The entries below should appear again in your reply, word for word.

-----

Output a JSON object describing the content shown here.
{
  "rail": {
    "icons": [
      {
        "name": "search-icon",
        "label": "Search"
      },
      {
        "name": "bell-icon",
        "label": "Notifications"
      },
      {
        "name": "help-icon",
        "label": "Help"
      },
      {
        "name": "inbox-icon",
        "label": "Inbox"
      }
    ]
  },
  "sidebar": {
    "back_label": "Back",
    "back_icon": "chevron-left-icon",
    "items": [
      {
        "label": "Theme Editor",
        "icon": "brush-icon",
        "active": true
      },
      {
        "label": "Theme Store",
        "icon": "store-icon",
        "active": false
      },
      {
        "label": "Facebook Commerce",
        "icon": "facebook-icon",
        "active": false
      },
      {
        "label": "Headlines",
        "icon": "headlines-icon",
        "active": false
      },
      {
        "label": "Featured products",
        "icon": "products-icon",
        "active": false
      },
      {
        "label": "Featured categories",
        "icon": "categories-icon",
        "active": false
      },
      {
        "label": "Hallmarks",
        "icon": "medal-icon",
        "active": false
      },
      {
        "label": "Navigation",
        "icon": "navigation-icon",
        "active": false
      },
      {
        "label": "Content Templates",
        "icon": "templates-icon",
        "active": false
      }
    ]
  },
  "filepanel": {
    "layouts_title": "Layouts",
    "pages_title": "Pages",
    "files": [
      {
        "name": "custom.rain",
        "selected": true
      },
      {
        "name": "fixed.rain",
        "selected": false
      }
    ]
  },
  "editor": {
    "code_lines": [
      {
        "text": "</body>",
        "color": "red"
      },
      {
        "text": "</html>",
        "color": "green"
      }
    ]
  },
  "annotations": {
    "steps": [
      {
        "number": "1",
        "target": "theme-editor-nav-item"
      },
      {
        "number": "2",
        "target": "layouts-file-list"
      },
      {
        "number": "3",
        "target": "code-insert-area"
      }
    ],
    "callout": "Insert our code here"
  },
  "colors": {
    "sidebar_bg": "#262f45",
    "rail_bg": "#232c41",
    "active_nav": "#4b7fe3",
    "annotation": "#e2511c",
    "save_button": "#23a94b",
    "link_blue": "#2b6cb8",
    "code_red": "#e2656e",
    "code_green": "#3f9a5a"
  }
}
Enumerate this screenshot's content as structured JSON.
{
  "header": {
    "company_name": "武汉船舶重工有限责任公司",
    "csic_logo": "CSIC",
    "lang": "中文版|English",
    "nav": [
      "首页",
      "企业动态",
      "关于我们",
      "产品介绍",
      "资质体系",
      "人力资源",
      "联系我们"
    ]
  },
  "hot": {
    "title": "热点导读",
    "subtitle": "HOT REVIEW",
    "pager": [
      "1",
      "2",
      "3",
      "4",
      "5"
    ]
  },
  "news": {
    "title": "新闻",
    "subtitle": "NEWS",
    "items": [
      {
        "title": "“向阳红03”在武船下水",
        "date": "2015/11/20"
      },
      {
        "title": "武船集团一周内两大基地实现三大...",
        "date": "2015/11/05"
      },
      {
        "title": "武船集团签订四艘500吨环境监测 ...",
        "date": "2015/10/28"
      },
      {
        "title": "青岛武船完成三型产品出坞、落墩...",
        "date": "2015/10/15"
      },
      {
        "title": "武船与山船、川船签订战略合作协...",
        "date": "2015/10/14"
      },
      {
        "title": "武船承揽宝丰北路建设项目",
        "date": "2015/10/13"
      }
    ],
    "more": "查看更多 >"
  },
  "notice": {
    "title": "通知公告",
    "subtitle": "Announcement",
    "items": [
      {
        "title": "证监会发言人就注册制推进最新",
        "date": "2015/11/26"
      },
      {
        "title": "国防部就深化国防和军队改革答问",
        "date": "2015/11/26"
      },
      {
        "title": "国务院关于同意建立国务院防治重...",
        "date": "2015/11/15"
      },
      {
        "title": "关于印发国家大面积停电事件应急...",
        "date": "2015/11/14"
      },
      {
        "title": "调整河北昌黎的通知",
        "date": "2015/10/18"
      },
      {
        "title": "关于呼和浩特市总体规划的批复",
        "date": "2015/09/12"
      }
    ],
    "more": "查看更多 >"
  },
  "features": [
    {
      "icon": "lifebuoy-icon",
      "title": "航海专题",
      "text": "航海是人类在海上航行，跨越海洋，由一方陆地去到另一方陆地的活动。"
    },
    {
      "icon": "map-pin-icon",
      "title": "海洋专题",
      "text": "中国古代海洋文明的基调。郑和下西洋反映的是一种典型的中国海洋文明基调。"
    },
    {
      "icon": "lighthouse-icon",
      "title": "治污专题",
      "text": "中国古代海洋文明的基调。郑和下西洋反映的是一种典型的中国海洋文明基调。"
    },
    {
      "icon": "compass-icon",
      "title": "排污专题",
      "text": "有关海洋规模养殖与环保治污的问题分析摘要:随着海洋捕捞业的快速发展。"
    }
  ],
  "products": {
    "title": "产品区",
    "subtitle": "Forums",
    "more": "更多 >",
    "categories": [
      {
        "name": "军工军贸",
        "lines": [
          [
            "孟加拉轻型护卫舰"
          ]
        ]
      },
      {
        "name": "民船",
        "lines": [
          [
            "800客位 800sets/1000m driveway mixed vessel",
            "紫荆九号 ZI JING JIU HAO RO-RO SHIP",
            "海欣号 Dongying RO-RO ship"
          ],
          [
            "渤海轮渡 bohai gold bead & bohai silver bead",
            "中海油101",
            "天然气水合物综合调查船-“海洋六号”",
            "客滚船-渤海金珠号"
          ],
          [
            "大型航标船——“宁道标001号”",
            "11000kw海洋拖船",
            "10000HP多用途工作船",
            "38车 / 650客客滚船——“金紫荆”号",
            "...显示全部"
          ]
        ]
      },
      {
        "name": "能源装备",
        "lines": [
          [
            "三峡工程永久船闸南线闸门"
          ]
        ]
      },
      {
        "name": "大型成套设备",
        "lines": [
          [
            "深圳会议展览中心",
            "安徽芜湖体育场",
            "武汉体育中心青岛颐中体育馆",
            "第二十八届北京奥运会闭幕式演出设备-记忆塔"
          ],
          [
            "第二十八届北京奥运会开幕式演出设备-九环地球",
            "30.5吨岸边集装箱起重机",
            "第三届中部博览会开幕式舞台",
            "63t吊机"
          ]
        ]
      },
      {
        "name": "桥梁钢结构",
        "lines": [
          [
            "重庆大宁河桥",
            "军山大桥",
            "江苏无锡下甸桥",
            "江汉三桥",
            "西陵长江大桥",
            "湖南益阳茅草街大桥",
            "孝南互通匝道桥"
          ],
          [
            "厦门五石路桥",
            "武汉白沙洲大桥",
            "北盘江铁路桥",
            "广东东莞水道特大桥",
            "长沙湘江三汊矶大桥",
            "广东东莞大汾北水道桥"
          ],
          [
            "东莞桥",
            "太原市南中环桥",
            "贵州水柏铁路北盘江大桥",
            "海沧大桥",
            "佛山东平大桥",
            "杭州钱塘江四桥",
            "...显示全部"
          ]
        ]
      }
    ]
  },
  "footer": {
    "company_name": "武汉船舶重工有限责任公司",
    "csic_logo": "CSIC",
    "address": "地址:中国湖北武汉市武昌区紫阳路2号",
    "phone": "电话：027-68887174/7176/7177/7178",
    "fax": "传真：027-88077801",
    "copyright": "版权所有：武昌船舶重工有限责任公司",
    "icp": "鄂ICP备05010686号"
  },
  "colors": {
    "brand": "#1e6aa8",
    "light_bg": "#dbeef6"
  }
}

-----

### Task solution
Output a JSON object describing the content shown here.
{
  "rail": {
    "icons": [
      {
        "name": "search-icon",
        "label": "Search"
      },
      {
        "name": "bell-icon",
        "label": "Notifications"
      },
      {
        "name": "help-icon",
        "label": "Help"
      },
      {
        "name": "inbox-icon",
        "label": "Inbox"
      }
    ]
  },
  "sidebar": {
    "back_label": "Back",
    "back_icon": "chevron-left-icon",
    "items": [
      {
        "label": "Theme Editor",
        "icon": "brush-icon",
        "active": true
      },
      {
        "label": "Theme Store",
        "icon": "store-icon",
        "active": false
      },
      {
        "label": "Facebook Commerce",
        "icon": "facebook-icon",
        "active": false
      },
      {
        "label": "Headlines",
        "icon": "headlines-icon",
        "active": false
      },
      {
        "label": "Featured products",
        "icon": "products-icon",
        "active": false
      },
      {
        "label": "Featured categories",
        "icon": "categories-icon",
        "active": false
      },
      {
        "label": "Hallmarks",
        "icon": "medal-icon",
        "active": false
      },
      {
        "label": "Navigation",
        "icon": "navigation-icon",
        "active": false
      },
      {
        "label": "Content Templates",
        "icon": "templates-icon",
        "active": false
      }
    ]
  },
  "filepanel": {
    "layouts_title": "Layouts",
    "pages_title": "Pages",
    "files": [
      {
        "name": "custom.rain",
        "selected": true
      },
      {
        "name": "fixed.rain",
        "selected": false
      }
    ]
  },
  "editor": {
    "code_lines": [
      {
        "text": "</body>",
        "color": "red"
      },
      {
        "text": "</html>",
        "color": "green"
      }
    ]
  },
  "annotations": {
    "steps": [
      {
        "number": "1",
        "target": "theme-editor-nav-item"
      },
      {
        "number": "2",
        "target": "layouts-file-list"
      },
      {
        "number": "3",
        "target": "code-insert-area"
      }
    ],
    "callout": "Insert our code here"
  },
  "colors": {
    "sidebar_bg": "#262f45",
    "rail_bg": "#232c41",
    "active_nav": "#4b7fe3",
    "annotation": "#e2511c",
    "save_button": "#23a94b",
    "link_blue": "#2b6cb8",
    "code_red": "#e2656e",
    "code_green": "#3f9a5a"
  }
}
Enumerate this screenshot's content as structured JSON.
{
  "header": {
    "company_name": "武汉船舶重工有限责任公司",
    "csic_logo": "CSIC",
    "lang": "中文版|English",
    "nav": [
      "首页",
      "企业动态",
      "关于我们",
      "产品介绍",
      "资质体系",
      "人力资源",
      "联系我们"
    ]
  },
  "hot": {
    "title": "热点导读",
    "subtitle": "HOT REVIEW",
    "pager": [
      "1",
      "2",
      "3",
      "4",
      "5"
    ]
  },
  "news": {
    "title": "新闻",
    "subtitle": "NEWS",
    "items": [
      {
        "title": "“向阳红03”在武船下水",
        "date": "2015/11/20"
      },
      {
        "title": "武船集团一周内两大基地实现三大...",
        "date": "2015/11/05"
      },
      {
        "title": "武船集团签订四艘500吨环境监测 ...",
        "date": "2015/10/28"
      },
      {
        "title": "青岛武船完成三型产品出坞、落墩...",
        "date": "2015/10/15"
      },
      {
        "title": "武船与山船、川船签订战略合作协...",
        "date": "2015/10/14"
      },
      {
        "title": "武船承揽宝丰北路建设项目",
        "date": "2015/10/13"
      }
    ],
    "more": "查看更多 >"
  },
  "notice": {
    "title": "通知公告",
    "subtitle": "Announcement",
    "items": [
      {
        "title": "证监会发言人就注册制推进最新",
        "date": "2015/11/26"
      },
      {
        "title": "国防部就深化国防和军队改革答问",
        "date": "2015/11/26"
      },
      {
        "title": "国务院关于同意建立国务院防治重...",
        "date": "2015/11/15"
      },
      {
        "title": "关于印发国家大面积停电事件应急...",
        "date": "2015/11/14"
      },
      {
        "title": "调整河北昌黎的通知",
        "date": "2015/10/18"
      },
      {
        "title": "关于呼和浩特市总体规划的批复",
        "date": "2015/09/12"
      }
    ],
    "more": "查看更多 >"
  },
  "features": [
    {
      "icon": "lifebuoy-icon",
      "title": "航海专题",
      "text": "航海是人类在海上航行，跨越海洋，由一方陆地去到另一方陆地的活动。"
    },
    {
      "icon": "map-pin-icon",
      "title": "海洋专题",
      "text": "中国古代海洋文明的基调。郑和下西洋反映的是一种典型的中国海洋文明基调。"
    },
    {
      "icon": "lighthouse-icon",
      "title": "治污专题",
      "text": "中国古代海洋文明的基调。郑和下西洋反映的是一种典型的中国海洋文明基调。"
    },
    {
      "icon": "compass-icon",
      "title": "排污专题",
      "text": "有关海洋规模养殖与环保治污的问题分析摘要:随着海洋捕捞业的快速发展。"
    }
  ],
  "products": {
    "title": "产品区",
    "subtitle": "Forums",
    "more": "更多 >",
    "categories": [
      {
        "name": "军工军贸",
        "lines": [
          [
            "孟加拉轻型护卫舰"
          ]
        ]
      },
      {
        "name": "民船",
        "lines": [
          [
            "800客位 800sets/1000m driveway mixed vessel",
            "紫荆九号 ZI JING JIU HAO RO-RO SHIP",
            "海欣号 Dongying RO-RO ship"
          ],
          [
            "渤海轮渡 bohai gold bead & bohai silver bead",
            "中海油101",
            "天然气水合物综合调查船-“海洋六号”",
            "客滚船-渤海金珠号"
          ],
          [
            "大型航标船——“宁道标001号”",
            "11000kw海洋拖船",
            "10000HP多用途工作船",
            "38车 / 650客客滚船——“金紫荆”号",
            "...显示全部"
          ]
        ]
      },
      {
        "name": "能源装备",
        "lines": [
          [
            "三峡工程永久船闸南线闸门"
          ]
        ]
      },
      {
        "name": "大型成套设备",
        "lines": [
          [
            "深圳会议展览中心",
            "安徽芜湖体育场",
            "武汉体育中心青岛颐中体育馆",
            "第二十八届北京奥运会闭幕式演出设备-记忆塔"
          ],
          [
            "第二十八届北京奥运会开幕式演出设备-九环地球",
            "30.5吨岸边集装箱起重机",
            "第三届中部博览会开幕式舞台",
            "63t吊机"
          ]
        ]
      },
      {
        "name": "桥梁钢结构",
        "lines": [
          [
            "重庆大宁河桥",
            "军山大桥",
            "江苏无锡下甸桥",
            "江汉三桥",
            "西陵长江大桥",
            "湖南益阳茅草街大桥",
            "孝南互通匝道桥"
          ],
          [
            "厦门五石路桥",
            "武汉白沙洲大桥",
            "北盘江铁路桥",
            "广东东莞水道特大桥",
            "长沙湘江三汊矶大桥",
            "广东东莞大汾北水道桥"
          ],
          [
            "东莞桥",
            "太原市南中环桥",
            "贵州水柏铁路北盘江大桥",
            "海沧大桥",
            "佛山东平大桥",
            "杭州钱塘江四桥",
            "...显示全部"
          ]
        ]
      }
    ]
  },
  "footer": {
    "company_name": "武汉船舶重工有限责任公司",
    "csic_logo": "CSIC",
    "address": "地址:中国湖北武汉市武昌区紫阳路2号",
    "phone": "电话：027-68887174/7176/7177/7178",
    "fax": "传真：027-88077801",
    "copyright": "版权所有：武昌船舶重工有限责任公司",
    "icp": "鄂ICP备05010686号"
  },
  "colors": {
    "brand": "#1e6aa8",
    "light_bg": "#dbeef6"
  }
}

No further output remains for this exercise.